**INSTRUCTIONS TO FOLLOW:** Search the data below for "LinkedIn"; list each line that holds it.

Collection entries
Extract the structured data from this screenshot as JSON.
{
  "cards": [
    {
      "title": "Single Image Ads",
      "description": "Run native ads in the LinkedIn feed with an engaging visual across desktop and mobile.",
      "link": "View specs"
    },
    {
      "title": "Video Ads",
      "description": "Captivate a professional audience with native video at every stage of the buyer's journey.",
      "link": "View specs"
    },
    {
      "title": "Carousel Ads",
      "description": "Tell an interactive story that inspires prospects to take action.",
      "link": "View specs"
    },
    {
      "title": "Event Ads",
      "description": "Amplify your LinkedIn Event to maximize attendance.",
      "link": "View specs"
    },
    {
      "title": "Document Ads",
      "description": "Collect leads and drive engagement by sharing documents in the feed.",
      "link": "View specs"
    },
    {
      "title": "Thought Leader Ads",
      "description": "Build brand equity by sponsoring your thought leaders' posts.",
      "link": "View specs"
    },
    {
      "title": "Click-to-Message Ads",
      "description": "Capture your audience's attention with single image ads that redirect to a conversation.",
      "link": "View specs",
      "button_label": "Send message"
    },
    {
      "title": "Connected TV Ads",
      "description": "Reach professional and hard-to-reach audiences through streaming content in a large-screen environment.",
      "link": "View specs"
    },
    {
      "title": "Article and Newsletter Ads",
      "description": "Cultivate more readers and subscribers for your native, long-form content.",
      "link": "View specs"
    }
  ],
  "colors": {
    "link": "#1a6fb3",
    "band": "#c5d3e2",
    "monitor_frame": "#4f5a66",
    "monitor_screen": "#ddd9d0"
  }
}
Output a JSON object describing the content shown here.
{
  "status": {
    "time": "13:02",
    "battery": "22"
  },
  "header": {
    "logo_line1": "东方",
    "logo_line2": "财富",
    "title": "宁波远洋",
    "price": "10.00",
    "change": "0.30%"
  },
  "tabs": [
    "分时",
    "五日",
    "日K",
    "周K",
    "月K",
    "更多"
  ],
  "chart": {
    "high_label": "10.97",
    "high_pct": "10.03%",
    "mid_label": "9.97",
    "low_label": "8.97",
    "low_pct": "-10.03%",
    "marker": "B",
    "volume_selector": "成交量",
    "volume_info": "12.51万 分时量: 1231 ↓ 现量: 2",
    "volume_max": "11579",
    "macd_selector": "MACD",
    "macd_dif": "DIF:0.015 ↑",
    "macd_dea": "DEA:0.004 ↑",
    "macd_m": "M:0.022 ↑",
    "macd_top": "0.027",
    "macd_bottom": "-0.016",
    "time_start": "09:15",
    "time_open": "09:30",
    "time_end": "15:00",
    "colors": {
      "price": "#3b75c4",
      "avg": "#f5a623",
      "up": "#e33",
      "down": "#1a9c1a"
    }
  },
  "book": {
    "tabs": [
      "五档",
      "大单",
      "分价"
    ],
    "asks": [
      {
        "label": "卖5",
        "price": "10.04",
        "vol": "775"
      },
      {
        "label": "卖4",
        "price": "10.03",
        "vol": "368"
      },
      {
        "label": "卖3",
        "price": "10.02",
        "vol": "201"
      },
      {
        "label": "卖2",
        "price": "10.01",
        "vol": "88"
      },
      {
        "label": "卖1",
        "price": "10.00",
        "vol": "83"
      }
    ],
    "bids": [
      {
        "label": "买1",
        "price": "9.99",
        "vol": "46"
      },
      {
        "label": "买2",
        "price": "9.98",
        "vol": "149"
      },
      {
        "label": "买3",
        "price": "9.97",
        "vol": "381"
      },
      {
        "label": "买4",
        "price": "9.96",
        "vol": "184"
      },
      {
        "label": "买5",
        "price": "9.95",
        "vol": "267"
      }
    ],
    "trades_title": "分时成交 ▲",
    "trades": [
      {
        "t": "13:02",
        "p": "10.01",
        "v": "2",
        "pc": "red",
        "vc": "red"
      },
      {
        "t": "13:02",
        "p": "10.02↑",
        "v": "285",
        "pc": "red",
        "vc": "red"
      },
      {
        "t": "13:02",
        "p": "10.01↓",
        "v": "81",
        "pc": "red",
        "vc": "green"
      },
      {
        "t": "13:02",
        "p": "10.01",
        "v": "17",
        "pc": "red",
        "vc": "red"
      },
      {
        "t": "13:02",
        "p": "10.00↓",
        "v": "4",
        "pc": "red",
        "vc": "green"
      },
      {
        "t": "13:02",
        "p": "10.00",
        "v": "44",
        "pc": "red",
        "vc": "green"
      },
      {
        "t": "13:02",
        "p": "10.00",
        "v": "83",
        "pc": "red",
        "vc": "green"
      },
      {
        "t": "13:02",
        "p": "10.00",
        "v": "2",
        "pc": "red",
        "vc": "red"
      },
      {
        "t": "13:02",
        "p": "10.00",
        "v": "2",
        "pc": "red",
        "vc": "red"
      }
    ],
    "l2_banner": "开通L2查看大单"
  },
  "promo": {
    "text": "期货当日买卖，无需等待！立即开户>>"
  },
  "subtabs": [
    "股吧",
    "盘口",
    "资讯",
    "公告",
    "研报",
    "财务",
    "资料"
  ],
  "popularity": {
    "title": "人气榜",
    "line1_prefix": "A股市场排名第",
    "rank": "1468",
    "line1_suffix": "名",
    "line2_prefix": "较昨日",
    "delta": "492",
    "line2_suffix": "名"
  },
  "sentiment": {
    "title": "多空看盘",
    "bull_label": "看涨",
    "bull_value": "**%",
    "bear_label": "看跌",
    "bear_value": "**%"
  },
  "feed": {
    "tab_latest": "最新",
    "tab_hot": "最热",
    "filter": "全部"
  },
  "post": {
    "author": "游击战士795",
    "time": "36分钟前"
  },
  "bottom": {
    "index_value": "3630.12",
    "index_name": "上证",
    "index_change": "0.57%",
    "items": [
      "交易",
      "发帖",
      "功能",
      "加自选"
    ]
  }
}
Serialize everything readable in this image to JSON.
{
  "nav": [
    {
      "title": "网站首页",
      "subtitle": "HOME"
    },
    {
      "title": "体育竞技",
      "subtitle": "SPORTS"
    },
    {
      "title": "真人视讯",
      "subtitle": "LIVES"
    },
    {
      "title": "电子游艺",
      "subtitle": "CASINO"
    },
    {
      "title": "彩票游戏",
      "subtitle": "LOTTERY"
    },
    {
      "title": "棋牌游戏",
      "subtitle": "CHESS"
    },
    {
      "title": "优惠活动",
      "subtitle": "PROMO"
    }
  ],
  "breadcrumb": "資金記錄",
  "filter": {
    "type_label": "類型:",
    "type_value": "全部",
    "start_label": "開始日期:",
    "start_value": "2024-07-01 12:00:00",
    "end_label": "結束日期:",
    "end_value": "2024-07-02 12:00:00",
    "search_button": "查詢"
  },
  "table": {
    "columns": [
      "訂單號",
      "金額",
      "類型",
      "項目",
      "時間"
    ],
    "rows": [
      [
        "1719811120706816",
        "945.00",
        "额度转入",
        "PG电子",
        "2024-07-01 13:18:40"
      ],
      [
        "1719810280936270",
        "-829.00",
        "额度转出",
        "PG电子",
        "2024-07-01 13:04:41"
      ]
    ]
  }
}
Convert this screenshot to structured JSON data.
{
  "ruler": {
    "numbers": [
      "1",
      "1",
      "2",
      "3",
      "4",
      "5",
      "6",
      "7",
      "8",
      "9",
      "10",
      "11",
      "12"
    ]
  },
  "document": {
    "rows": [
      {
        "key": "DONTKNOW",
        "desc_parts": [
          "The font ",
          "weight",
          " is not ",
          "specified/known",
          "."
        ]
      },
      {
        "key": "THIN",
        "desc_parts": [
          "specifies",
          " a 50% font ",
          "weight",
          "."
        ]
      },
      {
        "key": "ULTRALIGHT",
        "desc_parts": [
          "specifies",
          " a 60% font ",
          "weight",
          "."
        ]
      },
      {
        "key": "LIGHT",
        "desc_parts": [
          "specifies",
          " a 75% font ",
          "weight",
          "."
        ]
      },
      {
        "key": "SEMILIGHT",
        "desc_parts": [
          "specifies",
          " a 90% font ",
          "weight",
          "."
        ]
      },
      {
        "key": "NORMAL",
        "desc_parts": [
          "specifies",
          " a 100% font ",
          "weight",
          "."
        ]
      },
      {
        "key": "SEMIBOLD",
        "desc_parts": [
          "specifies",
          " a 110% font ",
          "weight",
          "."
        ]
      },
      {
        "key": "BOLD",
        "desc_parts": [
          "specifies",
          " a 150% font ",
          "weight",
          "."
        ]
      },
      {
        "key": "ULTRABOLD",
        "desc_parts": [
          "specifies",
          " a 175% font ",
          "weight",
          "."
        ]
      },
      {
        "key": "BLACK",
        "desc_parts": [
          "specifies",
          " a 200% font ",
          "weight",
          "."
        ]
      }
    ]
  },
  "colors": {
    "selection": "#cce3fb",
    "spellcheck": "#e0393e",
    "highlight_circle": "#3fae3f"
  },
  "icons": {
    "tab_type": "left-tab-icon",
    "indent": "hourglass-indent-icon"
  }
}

**SOLVED PROBLEM:**
      "description": "Run native ads in the LinkedIn feed with an engaging visual across desktop and mobile.",
      "description": "Amplify your LinkedIn Event to maximize attendance.",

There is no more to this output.